##### Study material #####
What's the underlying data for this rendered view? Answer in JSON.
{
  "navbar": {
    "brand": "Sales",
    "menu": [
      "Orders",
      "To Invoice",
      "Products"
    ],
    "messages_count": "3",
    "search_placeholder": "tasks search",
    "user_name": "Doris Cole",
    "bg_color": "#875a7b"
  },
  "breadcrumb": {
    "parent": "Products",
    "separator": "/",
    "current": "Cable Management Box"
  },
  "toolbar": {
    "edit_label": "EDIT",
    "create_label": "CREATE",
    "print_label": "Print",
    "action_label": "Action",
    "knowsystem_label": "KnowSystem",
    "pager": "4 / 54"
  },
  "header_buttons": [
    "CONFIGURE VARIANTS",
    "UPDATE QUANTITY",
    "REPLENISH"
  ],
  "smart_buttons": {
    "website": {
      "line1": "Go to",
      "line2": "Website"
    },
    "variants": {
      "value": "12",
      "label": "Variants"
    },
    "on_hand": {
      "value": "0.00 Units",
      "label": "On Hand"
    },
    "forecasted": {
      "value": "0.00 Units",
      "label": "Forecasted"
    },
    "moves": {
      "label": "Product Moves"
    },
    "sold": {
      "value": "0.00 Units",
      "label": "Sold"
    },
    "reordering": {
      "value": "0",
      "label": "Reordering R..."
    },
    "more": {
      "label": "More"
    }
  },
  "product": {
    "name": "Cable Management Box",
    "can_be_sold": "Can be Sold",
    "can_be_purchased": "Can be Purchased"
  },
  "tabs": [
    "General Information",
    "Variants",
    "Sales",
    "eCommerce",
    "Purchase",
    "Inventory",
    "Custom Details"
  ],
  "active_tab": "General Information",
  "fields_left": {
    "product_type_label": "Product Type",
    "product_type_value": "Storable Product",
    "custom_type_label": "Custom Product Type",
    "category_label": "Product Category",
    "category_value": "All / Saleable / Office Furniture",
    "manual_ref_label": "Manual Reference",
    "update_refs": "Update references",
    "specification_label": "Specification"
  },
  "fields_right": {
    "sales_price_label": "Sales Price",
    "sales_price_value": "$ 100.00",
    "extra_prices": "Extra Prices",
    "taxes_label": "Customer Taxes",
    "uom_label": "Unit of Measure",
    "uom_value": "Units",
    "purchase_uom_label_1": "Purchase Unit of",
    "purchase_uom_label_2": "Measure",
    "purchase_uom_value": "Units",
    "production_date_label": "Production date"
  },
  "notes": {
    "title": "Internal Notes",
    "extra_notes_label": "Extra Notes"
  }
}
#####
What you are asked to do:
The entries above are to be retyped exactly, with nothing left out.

Reply to the exercise:
What's the underlying data for this rendered view? Answer in JSON.
{
  "navbar": {
    "brand": "Sales",
    "menu": [
      "Orders",
      "To Invoice",
      "Products"
    ],
    "messages_count": "3",
    "search_placeholder": "tasks search",
    "user_name": "Doris Cole",
    "bg_color": "#875a7b"
  },
  "breadcrumb": {
    "parent": "Products",
    "separator": "/",
    "current": "Cable Management Box"
  },
  "toolbar": {
    "edit_label": "EDIT",
    "create_label": "CREATE",
    "print_label": "Print",
    "action_label": "Action",
    "knowsystem_label": "KnowSystem",
    "pager": "4 / 54"
  },
  "header_buttons": [
    "CONFIGURE VARIANTS",
    "UPDATE QUANTITY",
    "REPLENISH"
  ],
  "smart_buttons": {
    "website": {
      "line1": "Go to",
      "line2": "Website"
    },
    "variants": {
      "value": "12",
      "label": "Variants"
    },
    "on_hand": {
      "value": "0.00 Units",
      "label": "On Hand"
    },
    "forecasted": {
      "value": "0.00 Units",
      "label": "Forecasted"
    },
    "moves": {
      "label": "Product Moves"
    },
    "sold": {
      "value": "0.00 Units",
      "label": "Sold"
    },
    "reordering": {
      "value": "0",
      "label": "Reordering R..."
    },
    "more": {
      "label": "More"
    }
  },
  "product": {
    "name": "Cable Management Box",
    "can_be_sold": "Can be Sold",
    "can_be_purchased": "Can be Purchased"
  },
  "tabs": [
    "General Information",
    "Variants",
    "Sales",
    "eCommerce",
    "Purchase",
    "Inventory",
    "Custom Details"
  ],
  "active_tab": "General Information",
  "fields_left": {
    "product_type_label": "Product Type",
    "product_type_value": "Storable Product",
    "custom_type_label": "Custom Product Type",
    "category_label": "Product Category",
    "category_value": "All / Saleable / Office Furniture",
    "manual_ref_label": "Manual Reference",
    "update_refs": "Update references",
    "specification_label": "Specification"
  },
  "fields_right": {
    "sales_price_label": "Sales Price",
    "sales_price_value": "$ 100.00",
    "extra_prices": "Extra Prices",
    "taxes_label": "Customer Taxes",
    "uom_label": "Unit of Measure",
    "uom_value": "Units",
    "purchase_uom_label_1": "Purchase Unit of",
    "purchase_uom_label_2": "Measure",
    "purchase_uom_value": "Units",
    "production_date_label": "Production date"
  },
  "notes": {
    "title": "Internal Notes",
    "extra_notes_label": "Extra Notes"
  }
}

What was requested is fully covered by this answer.